...That's kind of a problem though. Because George Lucas is a Kurosawa fan, not an Ozu fan, he’s not exactly a master of the uncluttered frame. Lucas' single-mindedness in design matters is evident in how he invents planets. Tatooine is all sand, Kamino is all ocean, Mustafar is all lava, Coruscant is a planet entirely covered by one huge city. So now that he’s able to pack a frame to the edges with stuff, most scenes turn into Jack Davis drawings. But when it really counts, he comes through with a clear, strong image. He always has (even Clones, which ends with a startling echo of Empire’s closing shot). In the grand finales, Owen staring off at the twin suns and Tarkin slinking away from Vader’s bad vibes as the Sith unite and gaze out the windshield, over the universe.
Revenge of the Sith is mysteriously the only prequel with attractive cinematography (digital... camera... need... new word for this?) throughout. Nothing can touch The Empire Strikes Back, easily the most sumptuously photographed fantasy film in history. But Sith may run third behind New Hope’s scruffy retro-funk. By comparison, Menace and Clones look shadow-less as a shopping mall, and Jedi… well, Jedi just looks like 1983.
It all comes down to the Mustafar duel, the only real Duel of the Fates in this trilogy, the reason the prequels exist, and a scene we’ve collectively imagined since childhood. I couldn’t cry for Anakin Skywalker at the point when he lay down by the river of fire. That was George Lucas’ fault. But when Obi-Wan wearily turns his back and staggers away, unable to kill or save his friend, and not wanting to be hurt by Anakin’s mistakes any more... that did it. That’s a feeling I know (and it’s how you feel about Star Wars sometimes). But there it is, at the heart of it all, a Real Live Feeling.

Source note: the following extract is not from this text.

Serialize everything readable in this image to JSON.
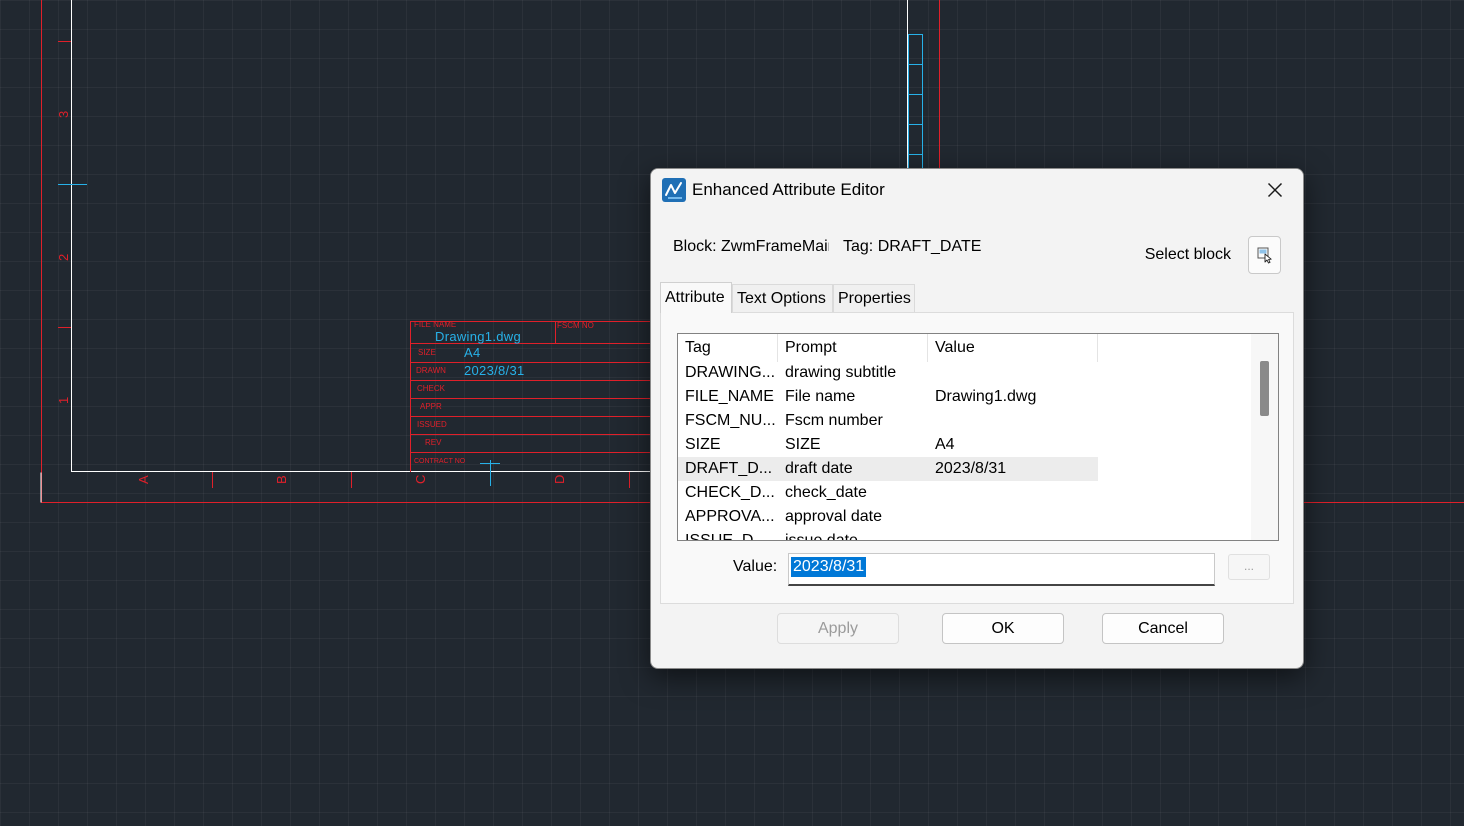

My favorite line in any Star Wars is what Yoda tells Luke about our bodies and spirits in The Empire Strikes Back. Beyond a lesson in Force metaphysics, Yoda is saying something about the primacy of great stories in our lives, and in this case, about movies, those stories made of light.
"Luminous beings are we. Not this crude matter."